**EXERCISE AIM:**
With nothing left out, repeat every entry exactly.

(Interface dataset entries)
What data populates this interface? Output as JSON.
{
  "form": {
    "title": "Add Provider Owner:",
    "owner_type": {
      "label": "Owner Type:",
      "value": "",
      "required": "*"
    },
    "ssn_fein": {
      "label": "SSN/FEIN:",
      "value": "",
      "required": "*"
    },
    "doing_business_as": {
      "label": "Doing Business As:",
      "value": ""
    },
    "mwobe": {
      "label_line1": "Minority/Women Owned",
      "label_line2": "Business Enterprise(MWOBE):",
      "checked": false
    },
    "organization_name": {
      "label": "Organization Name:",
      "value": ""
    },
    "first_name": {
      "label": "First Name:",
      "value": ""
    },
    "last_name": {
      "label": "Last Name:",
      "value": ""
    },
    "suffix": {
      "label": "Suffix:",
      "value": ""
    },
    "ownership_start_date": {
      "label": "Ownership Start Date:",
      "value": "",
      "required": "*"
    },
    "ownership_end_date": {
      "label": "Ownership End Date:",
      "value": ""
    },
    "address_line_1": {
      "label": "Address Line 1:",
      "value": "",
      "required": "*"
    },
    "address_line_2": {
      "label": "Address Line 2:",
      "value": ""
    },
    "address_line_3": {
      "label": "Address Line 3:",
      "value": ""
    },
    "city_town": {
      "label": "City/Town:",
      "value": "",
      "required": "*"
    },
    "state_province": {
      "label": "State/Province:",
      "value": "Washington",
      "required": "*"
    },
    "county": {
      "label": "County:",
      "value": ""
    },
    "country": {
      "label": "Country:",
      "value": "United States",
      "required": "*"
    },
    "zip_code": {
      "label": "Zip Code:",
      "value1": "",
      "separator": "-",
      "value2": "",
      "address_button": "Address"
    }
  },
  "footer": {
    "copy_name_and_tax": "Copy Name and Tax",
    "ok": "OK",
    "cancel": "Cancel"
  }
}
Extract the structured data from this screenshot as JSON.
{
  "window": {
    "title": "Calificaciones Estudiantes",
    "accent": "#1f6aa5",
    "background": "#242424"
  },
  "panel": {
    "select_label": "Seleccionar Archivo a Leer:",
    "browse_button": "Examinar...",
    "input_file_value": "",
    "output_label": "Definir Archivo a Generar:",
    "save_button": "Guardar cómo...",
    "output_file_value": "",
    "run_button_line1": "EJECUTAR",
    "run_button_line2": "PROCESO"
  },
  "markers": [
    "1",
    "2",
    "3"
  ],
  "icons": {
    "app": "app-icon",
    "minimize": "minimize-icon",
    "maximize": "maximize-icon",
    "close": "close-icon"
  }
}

**EXERCISE RESULT:**
What data populates this interface? Output as JSON.
{
  "form": {
    "title": "Add Provider Owner:",
    "owner_type": {
      "label": "Owner Type:",
      "value": "",
      "required": "*"
    },
    "ssn_fein": {
      "label": "SSN/FEIN:",
      "value": "",
      "required": "*"
    },
    "doing_business_as": {
      "label": "Doing Business As:",
      "value": ""
    },
    "mwobe": {
      "label_line1": "Minority/Women Owned",
      "label_line2": "Business Enterprise(MWOBE):",
      "checked": false
    },
    "organization_name": {
      "label": "Organization Name:",
      "value": ""
    },
    "first_name": {
      "label": "First Name:",
      "value": ""
    },
    "last_name": {
      "label": "Last Name:",
      "value": ""
    },
    "suffix": {
      "label": "Suffix:",
      "value": ""
    },
    "ownership_start_date": {
      "label": "Ownership Start Date:",
      "value": "",
      "required": "*"
    },
    "ownership_end_date": {
      "label": "Ownership End Date:",
      "value": ""
    },
    "address_line_1": {
      "label": "Address Line 1:",
      "value": "",
      "required": "*"
    },
    "address_line_2": {
      "label": "Address Line 2:",
      "value": ""
    },
    "address_line_3": {
      "label": "Address Line 3:",
      "value": ""
    },
    "city_town": {
      "label": "City/Town:",
      "value": "",
      "required": "*"
    },
    "state_province": {
      "label": "State/Province:",
      "value": "Washington",
      "required": "*"
    },
    "county": {
      "label": "County:",
      "value": ""
    },
    "country": {
      "label": "Country:",
      "value": "United States",
      "required": "*"
    },
    "zip_code": {
      "label": "Zip Code:",
      "value1": "",
      "separator": "-",
      "value2": "",
      "address_button": "Address"
    }
  },
  "footer": {
    "copy_name_and_tax": "Copy Name and Tax",
    "ok": "OK",
    "cancel": "Cancel"
  }
}
Extract the structured data from this screenshot as JSON.
{
  "window": {
    "title": "Calificaciones Estudiantes",
    "accent": "#1f6aa5",
    "background": "#242424"
  },
  "panel": {
    "select_label": "Seleccionar Archivo a Leer:",
    "browse_button": "Examinar...",
    "input_file_value": "",
    "output_label": "Definir Archivo a Generar:",
    "save_button": "Guardar cómo...",
    "output_file_value": "",
    "run_button_line1": "EJECUTAR",
    "run_button_line2": "PROCESO"
  },
  "markers": [
    "1",
    "2",
    "3"
  ],
  "icons": {
    "app": "app-icon",
    "minimize": "minimize-icon",
    "maximize": "maximize-icon",
    "close": "close-icon"
  }
}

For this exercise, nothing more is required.